Live in style
How do you cope with stress? How well do you sleep? Do you balance work and play or do you burn the candle at both ends? Is your diet as healthy as it could be? Are you physically active? How about smoking, recreational drugs or alcohol use? Are your relationships happy or fraught with problems?
These are the kinds of things meant by ‘lifestyle’ and ‘lifestyle choices’. They have a huge impact on your overall health and wellbeing. From time to time, it’s worth reflecting upon your habits. If they’re not as good as they could be, go looking for help – it’s out there at your GP, pharmacy and local gym.
The good news is, even small adjustments can make a big difference to your physical and emotional health.
Carrying excess weight, especially around your midsection, puts you at greater risk of heart disease, type 2 diabetes and certain cancers. It puts stress on organs, joints and bones, and can make it harder to manage chronic health conditions – such as arthritis – or to bounce back from illness. Psychologically, being overweight or obese can also take its toll.
Am I really overweight?
Here’s an incredibly easy test to perform: women with a waist measuring 80cm or more are at increased risk of health issues. Another method to get perspective on your weight is by calculating your body mass index (BMI). The formula for calculating BMI is your weight in kilos divided by your height in metres squared. A BMI result between 25 and 29 is considered overweight. Anything above 30 is considered obese. Maths not your thing? There are plenty of BMI calculators online.
Shedding the kilos
Yep, losing weight can be tough! But don’t resort to ‘get thin quick’ schemes or fad diets. Real, lasting change comes when you replace overly processed, additive-laden and sugary foods with fresh wholefoods to nourish you from the inside out. Of course, upping your activity levels is also a must!
You may not be aware there’s good cholesterol (high density lipoprotein, HDL) as well as not-so-good cholesterol (low density lipoprotein, LDL). Cholesterol is a type of fat in the bloodstream and if there’s too much ‘bad’ stuff, it can clog arteries.
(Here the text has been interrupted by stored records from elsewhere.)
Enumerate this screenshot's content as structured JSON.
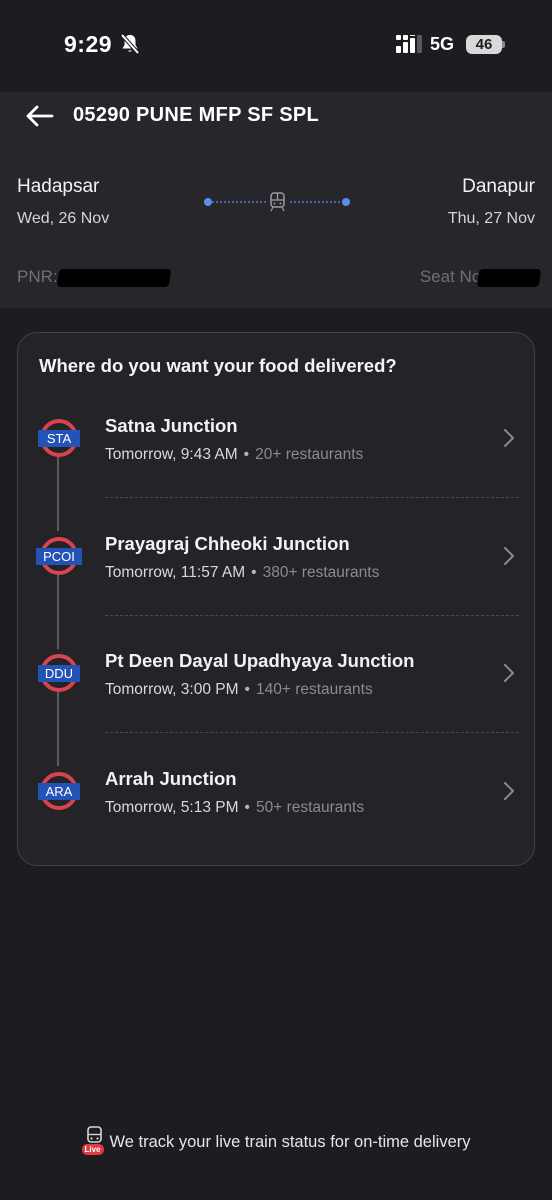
{
  "status_bar": {
    "time": "9:29",
    "network": "5G",
    "battery": "46"
  },
  "header": {
    "title": "05290 PUNE MFP SF SPL",
    "from": {
      "station": "Hadapsar",
      "date": "Wed, 26 Nov"
    },
    "to": {
      "station": "Danapur",
      "date": "Thu, 27 Nov"
    },
    "pnr_label": "PNR:",
    "seat_label": "Seat No:"
  },
  "card": {
    "title": "Where do you want your food delivered?",
    "stops": [
      {
        "code": "STA",
        "name": "Satna Junction",
        "time": "Tomorrow, 9:43 AM",
        "restaurants": "20+ restaurants"
      },
      {
        "code": "PCOI",
        "name": "Prayagraj Chheoki Junction",
        "time": "Tomorrow, 11:57 AM",
        "restaurants": "380+ restaurants"
      },
      {
        "code": "DDU",
        "name": "Pt Deen Dayal Upadhyaya Junction",
        "time": "Tomorrow, 3:00 PM",
        "restaurants": "140+ restaurants"
      },
      {
        "code": "ARA",
        "name": "Arrah Junction",
        "time": "Tomorrow, 5:13 PM",
        "restaurants": "50+ restaurants"
      }
    ]
  },
  "footer": {
    "live_badge": "Live",
    "text": "We track your live train status for on-time delivery"
  },
  "colors": {
    "background": "#1c1c21",
    "header_bg": "#26262b",
    "roundel_red": "#d9434e",
    "code_blue": "#2453b8",
    "route_dot": "#5b8def"
  }
}
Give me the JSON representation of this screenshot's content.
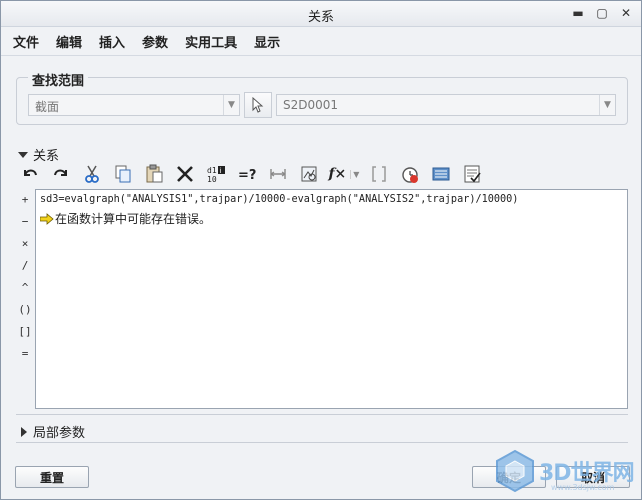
{
  "window": {
    "title": "关系",
    "buttons": {
      "close": "✕",
      "minimize": "▬",
      "maximize": "▢"
    }
  },
  "menu": [
    "文件",
    "编辑",
    "插入",
    "参数",
    "实用工具",
    "显示"
  ],
  "search": {
    "group_label": "查找范围",
    "type_value": "截面",
    "object_value": "S2D0001"
  },
  "relations": {
    "section_label": "关系",
    "toolbar": [
      "undo-icon",
      "redo-icon",
      "cut-icon",
      "copy-icon",
      "paste-icon",
      "delete-icon",
      "switch-dims-icon",
      "evaluate-icon",
      "dimension-icon",
      "parameter-insert-icon",
      "function-icon",
      "brackets-icon",
      "verify-icon",
      "sort-icon",
      "sheet-icon"
    ],
    "function_label": "f×",
    "evaluate_label": "=?",
    "operators": [
      "+",
      "−",
      "×",
      "/",
      "^",
      "()",
      "[]",
      "="
    ],
    "line1": "sd3=evalgraph(\"ANALYSIS1\",trajpar)/10000-evalgraph(\"ANALYSIS2\",trajpar)/10000)",
    "line2": "在函数计算中可能存在错误。"
  },
  "local_params": {
    "label": "局部参数"
  },
  "buttons": {
    "reset": "重置",
    "ok": "确定",
    "cancel": "取消"
  },
  "watermark": {
    "text": "3D世界网",
    "url": "www.3dsjw.com"
  }
}
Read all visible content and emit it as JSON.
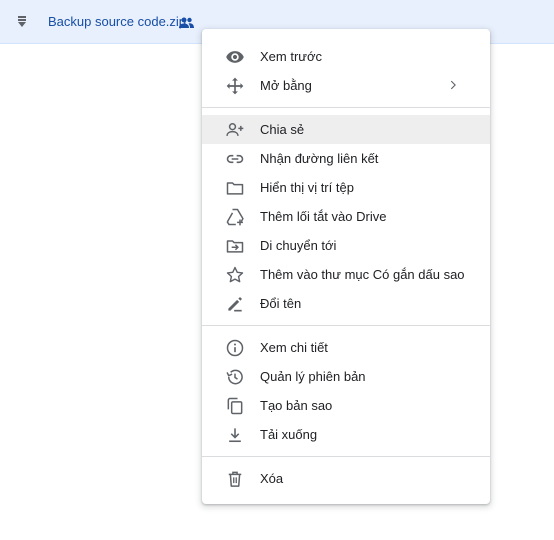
{
  "file_row": {
    "file_type_icon": "zip-file-icon",
    "name": "Backup source code.zip",
    "shared_icon": "people-icon"
  },
  "menu": {
    "groups": [
      [
        {
          "icon": "eye-icon",
          "label": "Xem trước"
        },
        {
          "icon": "move-arrows-icon",
          "label": "Mở bằng",
          "submenu": true
        }
      ],
      [
        {
          "icon": "person-add-icon",
          "label": "Chia sẻ",
          "hovered": true
        },
        {
          "icon": "link-icon",
          "label": "Nhận đường liên kết"
        },
        {
          "icon": "folder-icon",
          "label": "Hiển thị vị trí tệp"
        },
        {
          "icon": "add-to-drive-icon",
          "label": "Thêm lối tắt vào Drive"
        },
        {
          "icon": "move-to-folder-icon",
          "label": "Di chuyển tới"
        },
        {
          "icon": "star-icon",
          "label": "Thêm vào thư mục Có gắn dấu sao"
        },
        {
          "icon": "rename-pencil-icon",
          "label": "Đổi tên"
        }
      ],
      [
        {
          "icon": "info-icon",
          "label": "Xem chi tiết"
        },
        {
          "icon": "history-icon",
          "label": "Quản lý phiên bản"
        },
        {
          "icon": "copy-icon",
          "label": "Tạo bản sao"
        },
        {
          "icon": "download-icon",
          "label": "Tải xuống"
        }
      ],
      [
        {
          "icon": "trash-icon",
          "label": "Xóa"
        }
      ]
    ]
  },
  "colors": {
    "selection_background": "#e8f0fe",
    "file_name_text": "#174ea6",
    "hover_background": "#eeeeee",
    "icon_gray": "#5f6368"
  }
}
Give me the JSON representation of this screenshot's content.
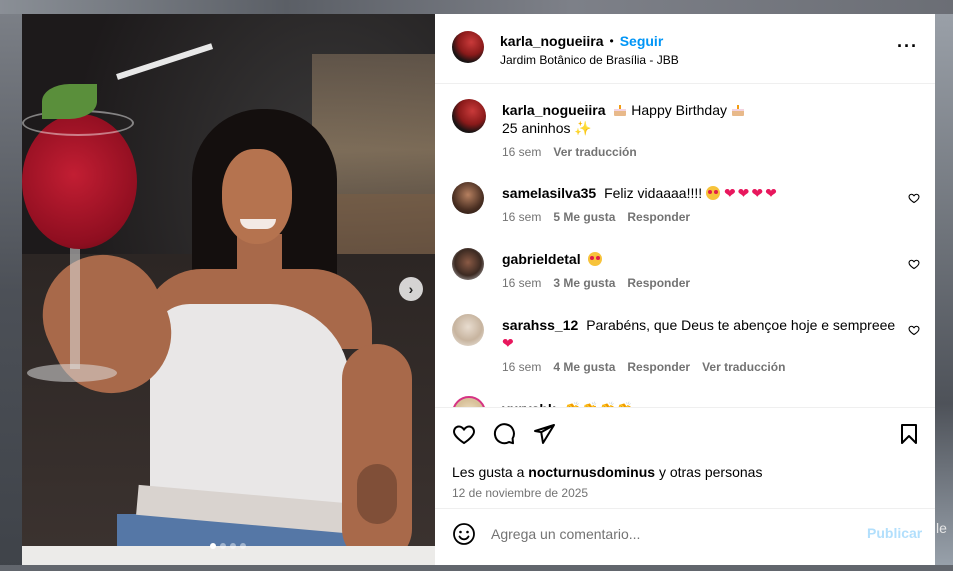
{
  "post": {
    "username": "karla_nogueiira",
    "follow_label": "Seguir",
    "separator": "•",
    "location": "Jardim Botânico de Brasília - JBB",
    "more_icon": "more-options-icon"
  },
  "caption": {
    "username": "karla_nogueiira",
    "line1": "Happy Birthday",
    "line2": "25 aninhos",
    "time": "16 sem",
    "translate": "Ver traducción"
  },
  "comments": [
    {
      "username": "samelasilva35",
      "text": "Feliz vidaaaa!!!!",
      "time": "16 sem",
      "likes": "5 Me gusta",
      "reply": "Responder"
    },
    {
      "username": "gabrieldetal",
      "text": "",
      "time": "16 sem",
      "likes": "3 Me gusta",
      "reply": "Responder"
    },
    {
      "username": "sarahss_12",
      "text": "Parabéns, que Deus te abençoe hoje e sempreee",
      "time": "16 sem",
      "likes": "4 Me gusta",
      "reply": "Responder",
      "translate": "Ver traducción"
    },
    {
      "username": "yurysbk",
      "text": ""
    }
  ],
  "likes_line": {
    "prefix": "Les gusta a",
    "user": "nocturnusdominus",
    "suffix": "y otras personas"
  },
  "date": "12 de noviembre de 2025",
  "composer": {
    "placeholder": "Agrega un comentario...",
    "publish": "Publicar"
  },
  "carousel": {
    "slides": 4,
    "active": 0
  },
  "backdrop_side_text": "le",
  "colors": {
    "link": "#0095f6",
    "publish_disabled": "#b2dffc",
    "muted": "#737373",
    "heart": "#e8175d"
  }
}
It’s considered another indicator of heart disease.
• Family history
• Poor diet
• Lack of exercise
Diagnosis and treatment
Your GP may use a fasting blood test to determine your cholesterol levels. Depending on your numbers, they may advise lifestyle changes and prescribe medication.
Breast cancer is the most common cancer affecting Aussie women, but early detection saves lives. BreastScreen Australia gives women aged 50–75 free two-yearly mammograms. Women over 40 are also eligible for free screenings but don’t receive an individual invitation to attend.
What you can do
Take advantage of the screenings! Don’t put it off with excuses like you’re too busy or it’s a hassle.
For more details and to book an appointment, call 13 20 50 or visit bcna.org.au or cancerscreening.gov.au.
You’re the best judge of what’s normal and what’s not, so give yourself a breast self-exam at least once a month. If you notice anything out of the ordinary, alert your GP and take it from there. (Most often, changes turn out to be nothing to worry about, but erring on the side of caution is super-smart.)
Not sure how to do a self-exam or what to look for?
• In the shower, soap up and use fingertips to massage each breast in small circles, feeling for unusual lumps, hard knots or thickening.
• Stand in front of the mirror in the following positions and look for any visual changes like dimpling, puckering or swelling: with arms at your sides; arms raised up; and hands on hips, flexing chest muscles.
• Lie down with a pillow under your right shoulder. Put your right arm behind your head and gently circle ngers of left hand over right breast to check for lumps. Repeat on left side.
Do you feel inexplicably tired, weak or get a little dizzy if you stand up too fast? Do you look unusually pale or have frequent headaches, trouble concentrating or low appetite? You might be anaemic. Anaemia means the number or quality of your red blood cells is compromised and, as such, they’re having a hard time getting oxygen around your body.
Causes and treatment
Iron deficiency is the most common cause of anaemia in Australia. Certain illnesses or medications can also cause the de ciency. For most people, dietary changes and/or vitamin and mineral supplements can help. In more severe cases, iron injections may be required.
See your doctor
Depending on symptoms, your GP may order a full blood count, urine test, endoscopy, colonoscopy or bone marrow biopsy. Note: Don’t self-diagnose! Take iron supplements only as directed by your GP.
Who’s at risk?
Menstruating or pregnant women, nursing mums, teenagers, vegetarians, anyone on a restrictive diet, and those with cancer or other serious illness.